Could you copy every line of the data that contains "price"?

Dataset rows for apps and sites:
-.-.-

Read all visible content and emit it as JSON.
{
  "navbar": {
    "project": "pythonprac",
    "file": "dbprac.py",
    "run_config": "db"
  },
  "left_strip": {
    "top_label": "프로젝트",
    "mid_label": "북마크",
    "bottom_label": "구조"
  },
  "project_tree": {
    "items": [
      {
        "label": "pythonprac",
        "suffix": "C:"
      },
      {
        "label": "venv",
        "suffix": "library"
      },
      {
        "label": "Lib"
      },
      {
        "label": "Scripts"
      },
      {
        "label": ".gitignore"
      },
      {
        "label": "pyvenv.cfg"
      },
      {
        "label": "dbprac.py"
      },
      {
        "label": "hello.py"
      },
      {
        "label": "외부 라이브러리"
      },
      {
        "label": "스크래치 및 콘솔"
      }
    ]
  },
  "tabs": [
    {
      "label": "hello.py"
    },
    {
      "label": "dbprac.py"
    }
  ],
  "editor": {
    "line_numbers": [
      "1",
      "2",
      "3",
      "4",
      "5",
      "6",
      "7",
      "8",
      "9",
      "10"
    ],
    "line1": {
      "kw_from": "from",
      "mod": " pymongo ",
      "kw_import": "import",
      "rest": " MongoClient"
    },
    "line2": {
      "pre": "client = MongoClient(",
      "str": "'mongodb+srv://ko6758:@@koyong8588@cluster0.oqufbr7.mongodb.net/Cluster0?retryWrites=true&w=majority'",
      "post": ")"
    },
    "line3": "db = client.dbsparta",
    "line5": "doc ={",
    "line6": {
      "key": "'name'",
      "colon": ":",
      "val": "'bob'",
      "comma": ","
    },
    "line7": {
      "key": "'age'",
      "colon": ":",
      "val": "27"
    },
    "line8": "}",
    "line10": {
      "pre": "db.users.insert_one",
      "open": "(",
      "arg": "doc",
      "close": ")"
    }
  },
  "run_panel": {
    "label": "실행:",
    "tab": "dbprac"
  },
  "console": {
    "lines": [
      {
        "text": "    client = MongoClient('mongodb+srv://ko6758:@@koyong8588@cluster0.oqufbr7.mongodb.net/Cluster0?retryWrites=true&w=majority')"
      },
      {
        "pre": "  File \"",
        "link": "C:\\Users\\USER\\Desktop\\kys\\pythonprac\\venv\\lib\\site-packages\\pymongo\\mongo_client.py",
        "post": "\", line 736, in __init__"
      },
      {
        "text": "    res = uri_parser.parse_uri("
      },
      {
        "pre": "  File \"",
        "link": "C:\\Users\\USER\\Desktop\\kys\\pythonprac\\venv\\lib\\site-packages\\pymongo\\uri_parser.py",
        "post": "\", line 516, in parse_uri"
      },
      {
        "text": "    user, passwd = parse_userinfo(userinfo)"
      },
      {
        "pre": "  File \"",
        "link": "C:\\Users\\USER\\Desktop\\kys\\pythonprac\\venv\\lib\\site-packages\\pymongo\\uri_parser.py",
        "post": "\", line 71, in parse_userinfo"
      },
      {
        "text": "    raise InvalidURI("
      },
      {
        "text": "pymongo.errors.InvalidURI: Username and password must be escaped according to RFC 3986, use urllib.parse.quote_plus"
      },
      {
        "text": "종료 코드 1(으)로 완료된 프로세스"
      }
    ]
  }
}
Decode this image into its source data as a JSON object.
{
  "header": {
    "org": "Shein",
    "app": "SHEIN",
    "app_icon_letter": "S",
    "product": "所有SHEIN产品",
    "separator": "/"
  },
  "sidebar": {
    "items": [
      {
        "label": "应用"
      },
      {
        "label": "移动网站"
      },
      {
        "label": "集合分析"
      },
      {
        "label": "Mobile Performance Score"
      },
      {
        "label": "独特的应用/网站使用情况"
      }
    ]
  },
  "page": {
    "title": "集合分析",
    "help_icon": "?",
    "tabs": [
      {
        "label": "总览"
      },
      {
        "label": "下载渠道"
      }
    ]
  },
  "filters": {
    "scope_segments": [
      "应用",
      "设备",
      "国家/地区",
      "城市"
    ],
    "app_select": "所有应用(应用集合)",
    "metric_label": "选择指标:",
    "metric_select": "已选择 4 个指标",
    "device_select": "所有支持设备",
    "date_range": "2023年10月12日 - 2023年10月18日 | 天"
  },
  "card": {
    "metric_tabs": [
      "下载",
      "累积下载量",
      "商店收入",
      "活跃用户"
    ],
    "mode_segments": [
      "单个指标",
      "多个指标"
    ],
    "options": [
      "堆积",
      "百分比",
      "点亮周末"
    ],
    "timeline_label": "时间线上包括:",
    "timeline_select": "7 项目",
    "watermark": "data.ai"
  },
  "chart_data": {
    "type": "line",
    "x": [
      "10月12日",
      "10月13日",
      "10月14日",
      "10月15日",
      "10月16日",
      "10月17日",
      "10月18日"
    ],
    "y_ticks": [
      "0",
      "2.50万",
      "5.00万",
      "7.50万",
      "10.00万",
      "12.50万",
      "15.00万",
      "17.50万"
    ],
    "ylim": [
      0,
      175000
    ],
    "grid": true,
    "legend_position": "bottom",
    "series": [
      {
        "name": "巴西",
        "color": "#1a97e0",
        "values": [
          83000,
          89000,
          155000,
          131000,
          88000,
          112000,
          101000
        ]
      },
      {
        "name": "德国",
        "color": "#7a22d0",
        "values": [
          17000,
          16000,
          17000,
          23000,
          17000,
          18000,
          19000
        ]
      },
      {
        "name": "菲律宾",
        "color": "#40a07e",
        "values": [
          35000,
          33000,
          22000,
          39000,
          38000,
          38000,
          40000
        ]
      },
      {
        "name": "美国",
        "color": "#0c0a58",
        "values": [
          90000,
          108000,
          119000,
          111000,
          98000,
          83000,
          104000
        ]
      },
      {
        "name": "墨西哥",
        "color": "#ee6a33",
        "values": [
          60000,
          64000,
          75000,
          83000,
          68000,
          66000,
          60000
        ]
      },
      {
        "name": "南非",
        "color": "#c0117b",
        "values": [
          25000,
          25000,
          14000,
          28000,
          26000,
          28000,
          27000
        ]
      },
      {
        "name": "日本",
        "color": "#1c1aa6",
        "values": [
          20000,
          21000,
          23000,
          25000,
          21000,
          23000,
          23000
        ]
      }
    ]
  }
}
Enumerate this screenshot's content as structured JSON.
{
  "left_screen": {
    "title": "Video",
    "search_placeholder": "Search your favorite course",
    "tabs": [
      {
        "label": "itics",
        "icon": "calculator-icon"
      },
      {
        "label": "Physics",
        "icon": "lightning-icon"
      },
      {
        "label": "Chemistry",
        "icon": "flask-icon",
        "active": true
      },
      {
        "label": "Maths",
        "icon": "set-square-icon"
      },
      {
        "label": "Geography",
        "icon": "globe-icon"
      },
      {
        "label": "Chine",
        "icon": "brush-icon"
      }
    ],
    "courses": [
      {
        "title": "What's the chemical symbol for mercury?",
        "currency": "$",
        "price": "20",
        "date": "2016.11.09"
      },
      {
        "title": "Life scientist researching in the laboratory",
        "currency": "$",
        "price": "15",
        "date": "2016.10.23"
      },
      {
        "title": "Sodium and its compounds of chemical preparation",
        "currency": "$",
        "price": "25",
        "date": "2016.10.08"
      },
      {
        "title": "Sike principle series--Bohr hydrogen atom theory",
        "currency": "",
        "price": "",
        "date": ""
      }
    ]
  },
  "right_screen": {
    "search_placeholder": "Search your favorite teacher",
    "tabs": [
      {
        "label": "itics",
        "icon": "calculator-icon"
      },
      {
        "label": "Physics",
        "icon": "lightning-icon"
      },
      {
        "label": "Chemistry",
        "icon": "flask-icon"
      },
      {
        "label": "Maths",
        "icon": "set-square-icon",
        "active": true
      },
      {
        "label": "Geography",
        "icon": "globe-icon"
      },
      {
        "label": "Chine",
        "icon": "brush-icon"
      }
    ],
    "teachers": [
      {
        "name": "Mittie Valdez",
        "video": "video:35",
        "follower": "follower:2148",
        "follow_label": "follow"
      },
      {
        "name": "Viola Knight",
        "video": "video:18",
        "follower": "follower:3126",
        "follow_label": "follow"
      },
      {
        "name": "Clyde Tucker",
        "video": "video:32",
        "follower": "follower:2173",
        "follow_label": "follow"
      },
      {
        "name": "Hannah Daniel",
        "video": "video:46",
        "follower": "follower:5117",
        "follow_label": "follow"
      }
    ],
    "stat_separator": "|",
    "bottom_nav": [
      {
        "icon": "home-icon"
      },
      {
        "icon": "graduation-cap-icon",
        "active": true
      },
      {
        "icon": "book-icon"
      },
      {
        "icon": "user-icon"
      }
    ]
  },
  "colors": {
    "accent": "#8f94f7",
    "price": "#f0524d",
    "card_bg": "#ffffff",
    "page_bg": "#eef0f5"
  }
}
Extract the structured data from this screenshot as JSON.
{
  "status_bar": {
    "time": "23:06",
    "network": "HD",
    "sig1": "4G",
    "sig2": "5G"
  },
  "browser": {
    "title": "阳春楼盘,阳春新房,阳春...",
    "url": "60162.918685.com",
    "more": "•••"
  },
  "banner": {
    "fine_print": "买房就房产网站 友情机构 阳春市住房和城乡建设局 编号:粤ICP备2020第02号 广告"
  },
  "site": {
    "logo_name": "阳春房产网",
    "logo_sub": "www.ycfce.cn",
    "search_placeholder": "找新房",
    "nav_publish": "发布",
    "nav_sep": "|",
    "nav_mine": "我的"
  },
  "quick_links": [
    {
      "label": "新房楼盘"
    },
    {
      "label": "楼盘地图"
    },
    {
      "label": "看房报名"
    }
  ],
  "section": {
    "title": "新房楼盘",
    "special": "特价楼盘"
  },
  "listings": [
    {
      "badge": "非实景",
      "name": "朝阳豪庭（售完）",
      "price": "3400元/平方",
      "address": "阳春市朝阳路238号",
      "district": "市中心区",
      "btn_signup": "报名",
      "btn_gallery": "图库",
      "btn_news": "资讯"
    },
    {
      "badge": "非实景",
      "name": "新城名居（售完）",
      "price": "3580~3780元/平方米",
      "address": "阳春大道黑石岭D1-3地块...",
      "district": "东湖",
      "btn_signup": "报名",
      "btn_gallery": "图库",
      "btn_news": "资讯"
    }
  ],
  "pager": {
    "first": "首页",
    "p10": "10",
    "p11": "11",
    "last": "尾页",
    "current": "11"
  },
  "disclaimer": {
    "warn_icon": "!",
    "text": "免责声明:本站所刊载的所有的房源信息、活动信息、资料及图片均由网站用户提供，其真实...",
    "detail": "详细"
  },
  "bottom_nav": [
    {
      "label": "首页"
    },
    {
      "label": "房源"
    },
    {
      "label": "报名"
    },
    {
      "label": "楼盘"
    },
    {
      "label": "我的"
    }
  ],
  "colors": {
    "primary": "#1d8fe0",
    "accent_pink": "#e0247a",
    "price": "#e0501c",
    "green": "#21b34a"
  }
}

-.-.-

◆ **RESPONSE TO THE EXERCISE**
        "price": "20",
        "price": "15",
        "price": "25",
        "price": "",
    "price": "#f0524d",
      "price": "3400元/平方",
      "price": "3580~3780元/平方米",
    "price": "#e0501c",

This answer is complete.